(Component data from apps and pages)
....
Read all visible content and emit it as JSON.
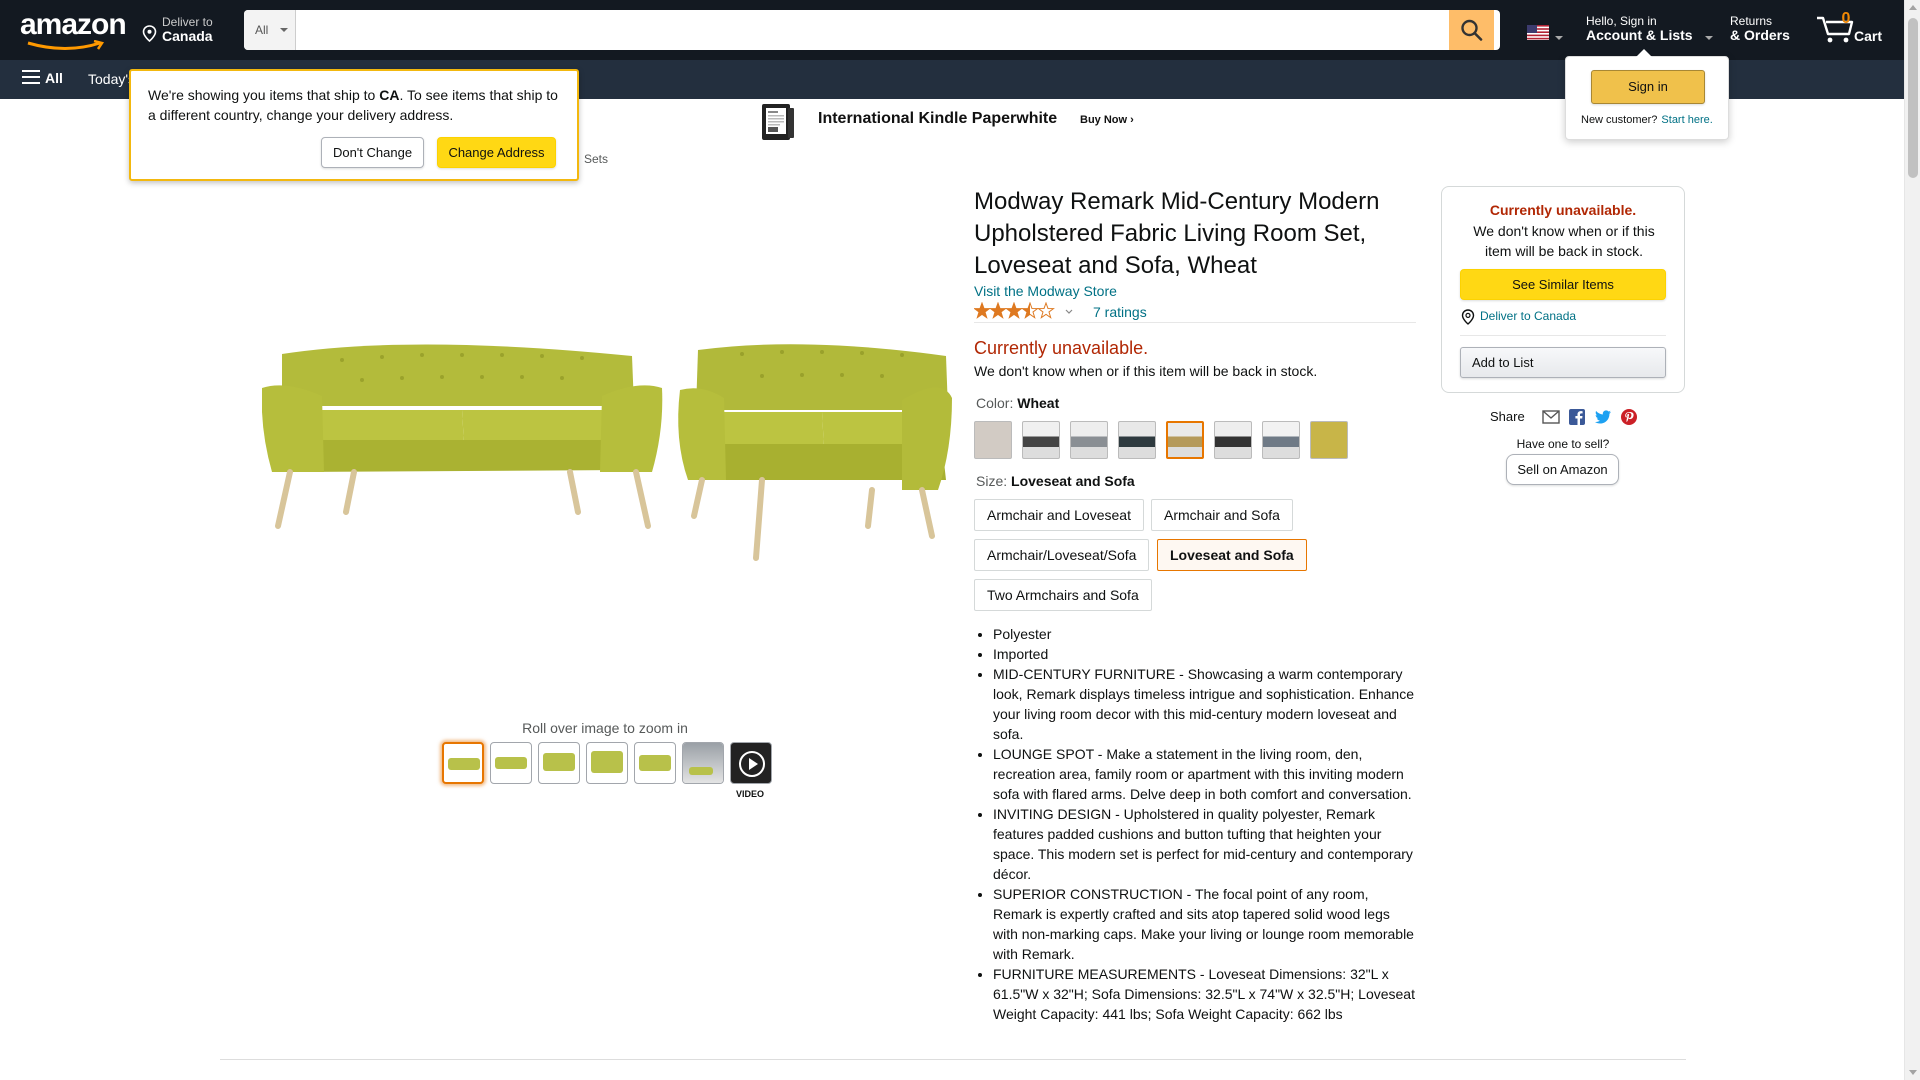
{
  "nav": {
    "logo": "amazon",
    "deliver_line1": "Deliver to",
    "deliver_line2": "Canada",
    "search_category": "All",
    "search_value": "",
    "account_line1": "Hello, Sign in",
    "account_line2": "Account & Lists",
    "returns_line1": "Returns",
    "returns_line2": "& Orders",
    "cart_count": "0",
    "cart_label": "Cart"
  },
  "subnav": {
    "all_label": "All",
    "deals_label": "Today's"
  },
  "popover": {
    "msg_pre": "We're showing you items that ship to ",
    "msg_country": "CA",
    "msg_post": ". To see items that ship to a different country, change your delivery address.",
    "dont_change": "Don't Change",
    "change_address": "Change Address"
  },
  "flyout": {
    "sign_in": "Sign in",
    "new_customer": "New customer?",
    "start_here": "Start here."
  },
  "banner": {
    "title": "International Kindle Paperwhite",
    "cta": "Buy Now ›"
  },
  "breadcrumb_tail": "Sets",
  "gallery": {
    "zoom_hint": "Roll over image to zoom in",
    "video_label": "VIDEO"
  },
  "product": {
    "title": "Modway Remark Mid-Century Modern Upholstered Fabric Living Room Set, Loveseat and Sofa, Wheat",
    "store_link": "Visit the Modway Store",
    "rating": 3.5,
    "ratings_count": "7 ratings",
    "availability": "Currently unavailable.",
    "availability_note": "We don't know when or if this item will be back in stock.",
    "color_label": "Color: ",
    "color_value": "Wheat",
    "size_label": "Size: ",
    "size_value": "Loveseat and Sofa",
    "sizes": [
      "Armchair and Loveseat",
      "Armchair and Sofa",
      "Armchair/Loveseat/Sofa",
      "Loveseat and Sofa",
      "Two Armchairs and Sofa"
    ],
    "bullets": [
      "Polyester",
      "Imported",
      "MID-CENTURY FURNITURE - Showcasing a warm contemporary look, Remark displays timeless intrigue and sophistication. Enhance your living room decor with this mid-century modern loveseat and sofa.",
      "LOUNGE SPOT - Make a statement in the living room, den, recreation area, family room or apartment with this inviting modern sofa with flared arms. Delve deep in both comfort and conversation.",
      "INVITING DESIGN - Upholstered in quality polyester, Remark features padded cushions and button tufting that heighten your space. This modern set is perfect for mid-century and contemporary décor.",
      "SUPERIOR CONSTRUCTION - The focal point of any room, Remark is expertly crafted and sits atop tapered solid wood legs with non-marking caps. Make your living or lounge room memorable with Remark.",
      "FURNITURE MEASUREMENTS - Loveseat Dimensions: 32\"L x 61.5\"W x 32\"H; Sofa Dimensions: 32.5\"L x 74\"W x 32.5\"H; Loveseat Weight Capacity: 441 lbs; Sofa Weight Capacity: 662 lbs"
    ]
  },
  "buybox": {
    "unavailable": "Currently unavailable.",
    "note": "We don't know when or if this item will be back in stock.",
    "see_similar": "See Similar Items",
    "deliver_to": "Deliver to Canada",
    "add_to_list": "Add to List"
  },
  "share": {
    "label": "Share",
    "have_one": "Have one to sell?",
    "sell_button": "Sell on Amazon"
  },
  "colors": {
    "nav_bg": "#131921",
    "subnav_bg": "#232f3e",
    "accent": "#febd69",
    "unavailable_red": "#b12704",
    "link": "#007185",
    "sofa": "#b6bd3c"
  }
}
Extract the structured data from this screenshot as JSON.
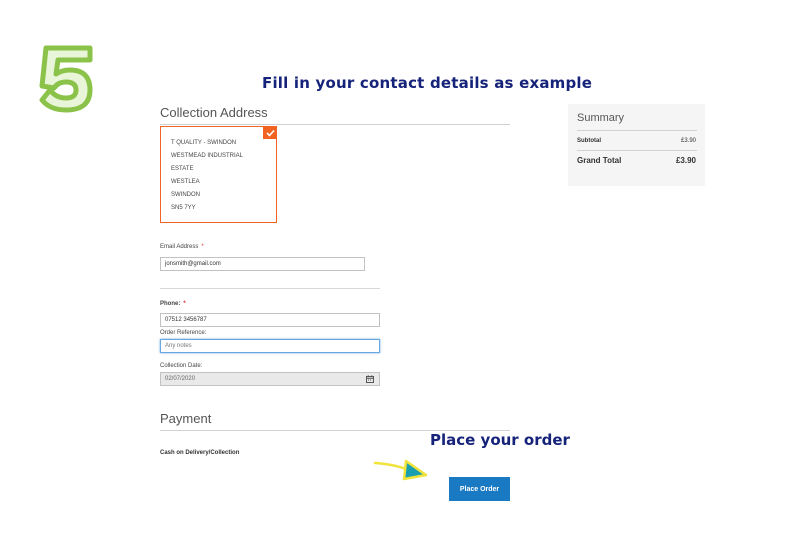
{
  "overlay": {
    "step_number": "5",
    "instruction": "Fill in your contact details as example",
    "callout": "Place your order",
    "step_color": "#8bc34a",
    "text_color": "#16237a",
    "arrow_color": "#f0e33a"
  },
  "collection_address": {
    "title": "Collection Address",
    "lines": [
      "T QUALITY - SWINDON",
      "WESTMEAD INDUSTRIAL",
      "ESTATE",
      "WESTLEA",
      "SWINDON",
      "SN5 7YY"
    ],
    "selected": true,
    "accent": "#f26322"
  },
  "form": {
    "email": {
      "label": "Email Address",
      "required": "*",
      "value": "jonsmith@gmail.com"
    },
    "phone": {
      "label": "Phone:",
      "required": "*",
      "value": "07512 3456787"
    },
    "order_reference": {
      "label": "Order Reference:",
      "placeholder": "Any notes"
    },
    "collection_date": {
      "label": "Collection Date:",
      "value": "02/07/2020",
      "icon": "calendar-icon"
    }
  },
  "payment": {
    "title": "Payment",
    "method": "Cash on Delivery/Collection"
  },
  "place_order": {
    "label": "Place Order",
    "color": "#1979c3"
  },
  "summary": {
    "title": "Summary",
    "subtotal_label": "Subtotal",
    "subtotal_value": "£3.90",
    "grand_total_label": "Grand Total",
    "grand_total_value": "£3.90"
  }
}
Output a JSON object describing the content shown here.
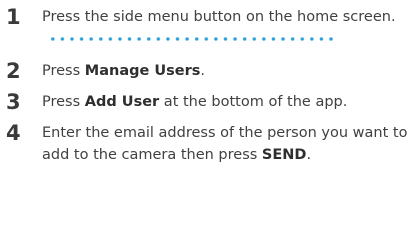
{
  "steps": [
    {
      "number": "1",
      "text_before": "Press the side menu button on the home screen.",
      "bold": "",
      "text_after": ""
    },
    {
      "number": "2",
      "text_before": "Press ",
      "bold": "Manage Users",
      "text_after": "."
    },
    {
      "number": "3",
      "text_before": "Press ",
      "bold": "Add User",
      "text_after": " at the bottom of the app."
    },
    {
      "number": "4",
      "text_before": "Enter the email address of the person you want to add to the camera then press ",
      "bold": "SEND",
      "text_after": "."
    }
  ],
  "colors": {
    "text": "#414042",
    "leader_dots": "#2e9fd8"
  }
}
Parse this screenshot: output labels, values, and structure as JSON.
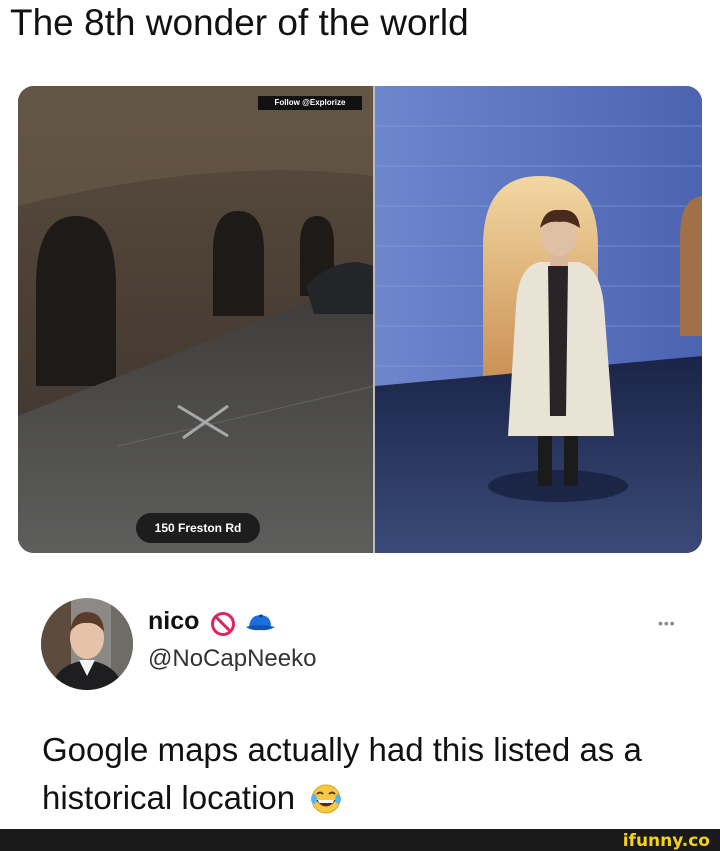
{
  "meme": {
    "title": "The 8th wonder of the world"
  },
  "photo": {
    "follow_tag": "Follow @Explorize",
    "location_pill": "150 Freston Rd"
  },
  "tweet": {
    "display_name": "nico",
    "handle": "@NoCapNeeko",
    "more_label": "•••",
    "text": "Google maps actually had this listed as a historical location",
    "icons": [
      "blocked-icon",
      "blue-cap-icon",
      "laughing-emoji-icon",
      "more-options-icon"
    ]
  },
  "footer": {
    "watermark": "ifunny.co"
  },
  "colors": {
    "background": "#ffffff",
    "text": "#111111",
    "watermark": "#f5d21a",
    "footer": "#1a1a1a",
    "blocked_red": "#e0245e",
    "cap_blue": "#1d6fe0"
  }
}
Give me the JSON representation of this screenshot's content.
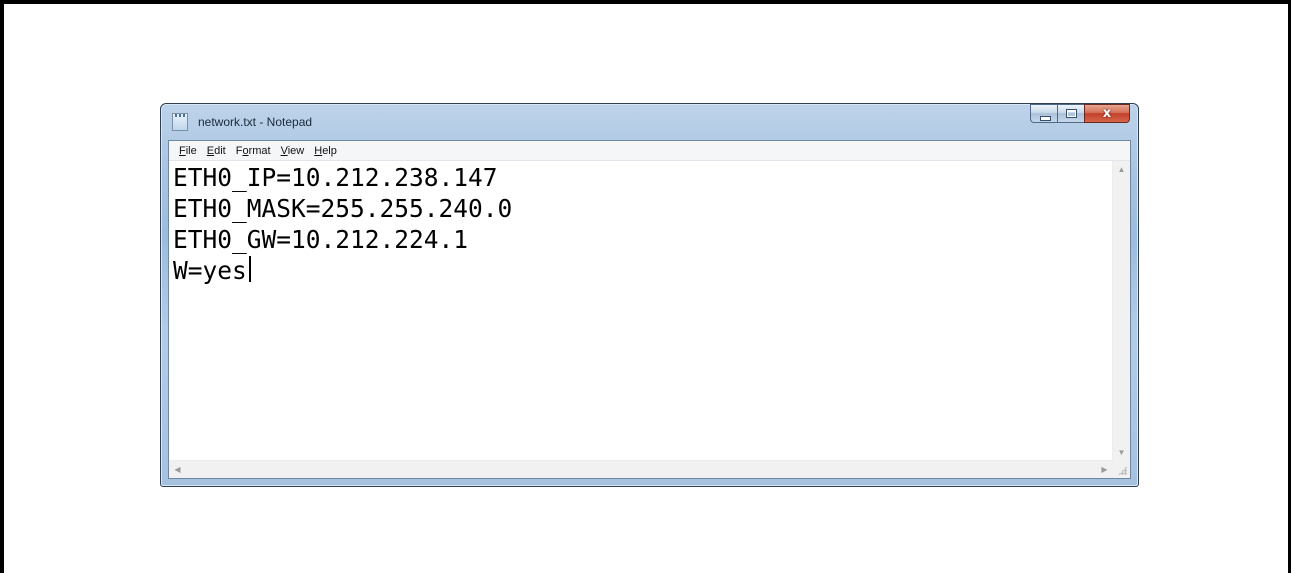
{
  "window": {
    "title": "network.txt - Notepad",
    "app_icon": "notepad-icon",
    "buttons": {
      "minimize_icon": "minimize-icon",
      "maximize_icon": "maximize-icon",
      "close_glyph": "x"
    }
  },
  "menu": [
    {
      "accel": "F",
      "rest": "ile"
    },
    {
      "accel": "E",
      "rest": "dit"
    },
    {
      "pre": "F",
      "accel": "o",
      "rest": "rmat"
    },
    {
      "accel": "V",
      "rest": "iew"
    },
    {
      "accel": "H",
      "rest": "elp"
    }
  ],
  "document": {
    "lines": [
      "ETH0_IP=10.212.238.147",
      "ETH0_MASK=255.255.240.0",
      "ETH0_GW=10.212.224.1",
      "W=yes"
    ]
  },
  "scrollbars": {
    "up_arrow": "▲",
    "down_arrow": "▼",
    "left_arrow": "◀",
    "right_arrow": "▶"
  },
  "colors": {
    "close_button": "#c8452f",
    "title_bar": "#a9c4e0"
  }
}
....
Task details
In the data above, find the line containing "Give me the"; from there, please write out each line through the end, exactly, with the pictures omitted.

The completed task
Give me the JSON representation of this screenshot's content.
{
  "window": {
    "title": "network.txt - Notepad",
    "app_icon": "notepad-icon",
    "buttons": {
      "minimize_icon": "minimize-icon",
      "maximize_icon": "maximize-icon",
      "close_glyph": "x"
    }
  },
  "menu": [
    {
      "accel": "F",
      "rest": "ile"
    },
    {
      "accel": "E",
      "rest": "dit"
    },
    {
      "pre": "F",
      "accel": "o",
      "rest": "rmat"
    },
    {
      "accel": "V",
      "rest": "iew"
    },
    {
      "accel": "H",
      "rest": "elp"
    }
  ],
  "document": {
    "lines": [
      "ETH0_IP=10.212.238.147",
      "ETH0_MASK=255.255.240.0",
      "ETH0_GW=10.212.224.1",
      "W=yes"
    ]
  },
  "scrollbars": {
    "up_arrow": "▲",
    "down_arrow": "▼",
    "left_arrow": "◀",
    "right_arrow": "▶"
  },
  "colors": {
    "close_button": "#c8452f",
    "title_bar": "#a9c4e0"
  }
}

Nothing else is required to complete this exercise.